Literature: Eternity Road

"The Illyrians knew the world was round, though some among the lower classes were skeptical. They knew that infections were caused by tiny creatures they could not see, that the pattern of nights and days resulted from the movement of the world and not of the sun, that the Mississippi rose in a land of gigantic ruins and emptied into a gulf whose waters ran untroubled to the horizon."

Eternity Road is a 1997 Sci-Fi novel by Jack McDevitt.

It's the far future, long After the End. The residents of Illyria live (In what was Memphis, Tennessee), among the ruins of the "Roadmakers", named thus because the most lasting remnants of that great civilization were their roads.

When one citizen sets off on an expedition to find the fabled "Haven", where all the lost books of the roadmakers are stored, written about by the mythical Abraham Polk, he returns alone and empty handed, the rest of the party reportedly dead. Nine years later he commits suicide. Strangely enough he bequeaths an assumed lost Roadmaker book named A Connecticut Yankee in King Arthur's Court to the sister of one of the men lost on the trip. This leads some to think that maybe he had found Haven after all - but why didn't he tell anyone about it?

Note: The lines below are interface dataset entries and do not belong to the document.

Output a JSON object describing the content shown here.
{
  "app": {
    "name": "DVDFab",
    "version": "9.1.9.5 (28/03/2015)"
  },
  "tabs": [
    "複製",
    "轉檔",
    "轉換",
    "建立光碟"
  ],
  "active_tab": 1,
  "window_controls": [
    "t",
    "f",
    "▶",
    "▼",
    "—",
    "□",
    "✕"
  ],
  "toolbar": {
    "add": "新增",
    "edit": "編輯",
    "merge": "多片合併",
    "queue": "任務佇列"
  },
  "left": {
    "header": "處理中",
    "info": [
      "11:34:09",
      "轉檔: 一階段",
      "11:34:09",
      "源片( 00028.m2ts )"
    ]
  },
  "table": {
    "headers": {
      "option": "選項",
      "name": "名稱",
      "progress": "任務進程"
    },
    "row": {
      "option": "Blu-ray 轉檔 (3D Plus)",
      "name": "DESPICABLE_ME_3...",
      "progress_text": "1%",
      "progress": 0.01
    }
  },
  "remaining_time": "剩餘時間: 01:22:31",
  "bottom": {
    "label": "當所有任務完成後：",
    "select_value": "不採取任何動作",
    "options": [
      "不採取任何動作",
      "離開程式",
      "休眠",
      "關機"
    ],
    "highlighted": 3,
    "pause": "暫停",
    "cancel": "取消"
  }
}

A second expedition is assembled to see what the truth is...

Tropes in this book:

  • After the End: A plague hit our civilization after about Twenty Minutes into the Future. The book happens around 1,700 years into the future.
    • Dates dropped in the book by Mike are April 10, 2079 (The plague) and March 3, 2211 (131 years later, when Mike loses contact with the other computers). Later, at the planetary society they learn a space telescope has been offline for 741 years.
  • Anyone Can Die: A trademark of McDevitt. Order of death: Silas, Jon, Avila.
  • Benevolent A.I.: There are several surviving examples of AI among the Roadmaker ruins that do nothing more than what they are supposed to do.
  • Boring Return Journey: The return isn't covered, really. They do get back according to the "Where Are They Now?" Epilogue.
  • Call a Rabbit a "Smeerp": The abandoned cars everywhere are called "hojjies" for the man who spent his life trying to figure them out.
  • Contrived Coincidence: Lightning activates a hologram to give Chaka a much-needed pep talk.
  • Darkest Hour: When they're about to give up after losing Avila to Pirates.
  • Didn't Think This Through: Mike knew they had a fire lamp, but didn't think there could be flammable gas buildup in rooms closed for centuries.
  • Future Imperfect: They study the religious monuments of the past — Highways. They must have been of great spiritual significance, because the ancestors built them everywhere. They even call our civilization the "Roadmakers".
  • Hologram: Of Winston Churchill, complete with the smell of his cigar and awareness of his surroundings.
  • I Cannot Self-Terminate: "Mike", the computer running the ruins of Chicago's Union Station wants to be shut off.
  • It Will Never Catch On: Quait says this after they land the balloon.
  • Lost Common Knowledge: Much, but one example is two characters wondering what a "chamber of commerce" could have been.
  • Never Found the Body: It initially looks like it's heading for an Everybody Lives ending, so this trope is used after the first sudden death during a lighthearted section. The second such death—not so much.
  • Mr. Exposition: Mike, the computer which was operating the Chicago rail transit system is finally able to talk some about the Roadmaker.
  • Pirates: Of the Great Lakes, no less.
  • Pacing Problems: It is a good book, but in order:
    • Prolonged Prologue: A quarter of the book passes describing Illyrian society and the recent political swings before the expedition actually gets underway. This would be great if all that was actually important to the plot later on.
    • Cosmic Deadline: Then as the book nears its end the adventures hit harder and faster as if the author just wanted to tell his stories and get the book over with.
  • Ragnarok-Proofing: The AI computer running the city of Chicago is still up and running many, many years after a plague kills off much of humanity, as is "The Dragon" (a tram). Also the automated security system of a bank. The in universe explantion is there are "powersats" still beaming power down, and the Roadmakers built things to last.
    • Lampshaded in a poignant line when a character finds some rotten books and laments that the only thing the roadmakers made that didn't stand up to time was plain old paper.
  • Road Trip Plot: The book follows a second expedition.
  • Ruins of the Modern Age: Eternity Road has this in its title—we're remembered as the "Roadmakers," because our highways are just about the only things we left behind.
  • "Where Are They Now?" Epilogue: The last few pages.
  • Writers Cannot Do Math: On the tram, they see an advertisement for a car called the Helios, the "best buy for '57", later they learn the trains started running empty in 2079. Either no one updated the ads for 22 years before the plague, or "'57" isn't an abbreviated year number.
  • You Are Better Than You Think You Are: Speech given by a hologram of Winston Churchill